But nevertheless, our Postal Service has needed reform for over a decade. Its budgets are severely strained, its delivery services are overwhelmed, and the disruptions unleashed by the internet have made it harder for it to meet its obligations to the American people and to its own employees. Every one of us has heard objections about letters arriving far too late. In many instances, whether they be checks that people depend on for their livelihoods or prescription drugs or whatever, these complaints are growing and growing and growing.
The bipartisan postal reform bill offers a much-needed reset: it will guarantee delivery services continue six days a week, it will put the Post Office on a path back towards solvency, and it will ensure that we take care of our dedicated postal workers while also saving the Post Office over $50 billion.
Let me summarize again: if this legislation is passed it would ensure continued six day delivery service, make deliveries more efficient and timely, and will put the post office on a path towards stability.
I want to recognize my colleagues who have made it possible for this legislation to move forward.

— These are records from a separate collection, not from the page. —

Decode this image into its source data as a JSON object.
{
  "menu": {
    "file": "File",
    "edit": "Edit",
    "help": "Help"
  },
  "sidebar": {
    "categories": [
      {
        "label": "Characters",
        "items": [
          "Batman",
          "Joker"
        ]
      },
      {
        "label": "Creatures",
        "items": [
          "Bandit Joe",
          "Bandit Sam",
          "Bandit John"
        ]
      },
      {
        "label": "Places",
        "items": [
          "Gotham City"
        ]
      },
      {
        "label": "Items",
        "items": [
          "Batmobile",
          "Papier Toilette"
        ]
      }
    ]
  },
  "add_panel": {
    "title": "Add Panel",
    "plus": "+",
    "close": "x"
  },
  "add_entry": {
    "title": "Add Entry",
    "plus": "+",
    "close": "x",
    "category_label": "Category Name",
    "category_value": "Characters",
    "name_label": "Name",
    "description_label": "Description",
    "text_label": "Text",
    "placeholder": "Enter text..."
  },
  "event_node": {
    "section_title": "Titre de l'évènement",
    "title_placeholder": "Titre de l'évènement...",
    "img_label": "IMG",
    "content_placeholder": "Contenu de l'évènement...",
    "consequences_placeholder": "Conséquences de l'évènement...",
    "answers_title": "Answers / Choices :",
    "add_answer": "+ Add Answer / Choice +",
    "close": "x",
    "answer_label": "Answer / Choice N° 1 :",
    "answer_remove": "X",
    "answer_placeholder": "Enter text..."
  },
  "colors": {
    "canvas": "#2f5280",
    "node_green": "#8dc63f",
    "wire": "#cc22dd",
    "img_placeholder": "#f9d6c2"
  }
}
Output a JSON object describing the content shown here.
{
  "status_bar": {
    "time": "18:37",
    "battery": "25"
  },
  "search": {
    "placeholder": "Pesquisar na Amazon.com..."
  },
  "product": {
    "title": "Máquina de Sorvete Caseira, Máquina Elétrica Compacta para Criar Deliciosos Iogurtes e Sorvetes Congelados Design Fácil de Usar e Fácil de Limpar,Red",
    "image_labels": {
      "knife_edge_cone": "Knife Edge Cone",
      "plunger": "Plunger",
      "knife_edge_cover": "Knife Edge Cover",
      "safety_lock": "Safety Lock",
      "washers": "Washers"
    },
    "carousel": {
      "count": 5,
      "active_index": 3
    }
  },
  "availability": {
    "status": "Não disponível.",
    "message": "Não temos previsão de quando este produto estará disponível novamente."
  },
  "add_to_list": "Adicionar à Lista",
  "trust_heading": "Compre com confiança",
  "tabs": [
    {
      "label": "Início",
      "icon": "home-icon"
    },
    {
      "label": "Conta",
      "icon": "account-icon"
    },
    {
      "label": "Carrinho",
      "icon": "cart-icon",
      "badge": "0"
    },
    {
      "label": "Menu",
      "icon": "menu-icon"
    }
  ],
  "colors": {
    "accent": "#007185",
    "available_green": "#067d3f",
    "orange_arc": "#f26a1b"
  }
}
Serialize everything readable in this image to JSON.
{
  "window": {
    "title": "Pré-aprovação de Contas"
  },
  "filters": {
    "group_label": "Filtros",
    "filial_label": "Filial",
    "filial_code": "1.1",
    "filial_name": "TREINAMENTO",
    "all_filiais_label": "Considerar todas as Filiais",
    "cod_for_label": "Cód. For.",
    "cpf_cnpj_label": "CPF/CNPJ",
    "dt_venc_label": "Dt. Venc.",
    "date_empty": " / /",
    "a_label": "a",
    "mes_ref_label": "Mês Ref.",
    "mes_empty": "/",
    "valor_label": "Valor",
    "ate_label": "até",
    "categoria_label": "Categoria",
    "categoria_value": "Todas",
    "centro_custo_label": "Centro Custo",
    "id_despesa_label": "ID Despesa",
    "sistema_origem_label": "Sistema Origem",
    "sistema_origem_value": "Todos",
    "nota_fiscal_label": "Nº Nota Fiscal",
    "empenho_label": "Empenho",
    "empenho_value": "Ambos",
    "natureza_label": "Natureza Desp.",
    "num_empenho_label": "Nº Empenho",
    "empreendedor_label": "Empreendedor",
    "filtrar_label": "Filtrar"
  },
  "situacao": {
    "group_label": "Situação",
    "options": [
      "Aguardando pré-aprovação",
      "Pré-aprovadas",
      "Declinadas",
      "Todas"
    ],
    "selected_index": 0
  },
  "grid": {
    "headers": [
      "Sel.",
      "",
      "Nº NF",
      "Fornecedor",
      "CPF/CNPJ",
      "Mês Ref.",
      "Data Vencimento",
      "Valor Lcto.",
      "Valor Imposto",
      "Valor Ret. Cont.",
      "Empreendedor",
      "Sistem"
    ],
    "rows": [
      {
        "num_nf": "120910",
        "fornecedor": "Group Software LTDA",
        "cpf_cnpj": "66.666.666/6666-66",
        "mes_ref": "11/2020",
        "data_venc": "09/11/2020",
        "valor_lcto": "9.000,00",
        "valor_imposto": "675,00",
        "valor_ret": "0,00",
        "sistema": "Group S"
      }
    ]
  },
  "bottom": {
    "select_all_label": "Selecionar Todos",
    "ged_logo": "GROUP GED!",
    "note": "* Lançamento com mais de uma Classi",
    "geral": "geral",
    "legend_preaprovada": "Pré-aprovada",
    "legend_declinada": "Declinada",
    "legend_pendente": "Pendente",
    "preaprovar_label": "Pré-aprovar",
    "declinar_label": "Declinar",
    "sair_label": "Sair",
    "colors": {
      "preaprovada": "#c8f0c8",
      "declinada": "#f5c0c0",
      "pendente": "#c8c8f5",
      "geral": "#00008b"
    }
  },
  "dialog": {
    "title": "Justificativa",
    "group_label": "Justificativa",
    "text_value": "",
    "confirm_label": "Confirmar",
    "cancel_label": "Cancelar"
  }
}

First, I thank my friend and colleague Senator Peters—the Chairman of the Homeland Security and Government Affairs Committee—for his leadership in bringing this bill together.
I also want to thank Ranking Member Portman, for working across the aisle on this common-sense reform bill. And I want to thank all my House colleagues who worked assiduously for a long, long time pushing for postal reform. Both the Chair and Ranking Member of the relevant committees supported the bill on the floor of the House yesterday.
I have always said Democrats will work on a bipartisan basis whenever we can to pass commonsense legislation that will improve the lives of the American people.
Last year, bipartisan cooperation helped clear the way for such things as the historic Anti-Asian Hate Crimes bill, a much-needed competition bill, and our bipartisan infrastructure package.
This work period alone, we have already made great progress on bipartisan priorities like ending forced arbitration for sexual harassment and assault. As I’ve mentioned, we will soon also act on the Post Office.
And I expect both sides will support passage of the short-term CR that will keep the federal government open before next week’s deadline. I want to thank the appropriators from both sides of the aisle for working in good-faith, and I am optimistic that soon they will arrive at an agreement for an omnibus package, which is far more preferable to the alternative of a year-long CR. We're getting very, very close to doing to an agreement on top-line numbers, and as I said, I am more optimistic than I've been in a very long time that we will get an omnibus bill done for government spending for the rest of the year.
So all these priorities—forced arbitration, postal reform, and government funding—are bipartisan items that I expect the Senate will act on before the recess.
As I have always said, from my first day as majority leader, we will work in a bipartisan way whenever we can. We did it in our first year, with things like the Anti-Asian Hate Crimes legislation, the Competition bill, and the Bipartisan Infrastructure package, and these two weeks now represent a productive continuation of that commitment.
So on this issue, I am optimistic that very soon, we will see the first major reform of America’s postal system in decades. It will be a win for our dedicated Postal workers and for the American people who rely on the Post Office every single day.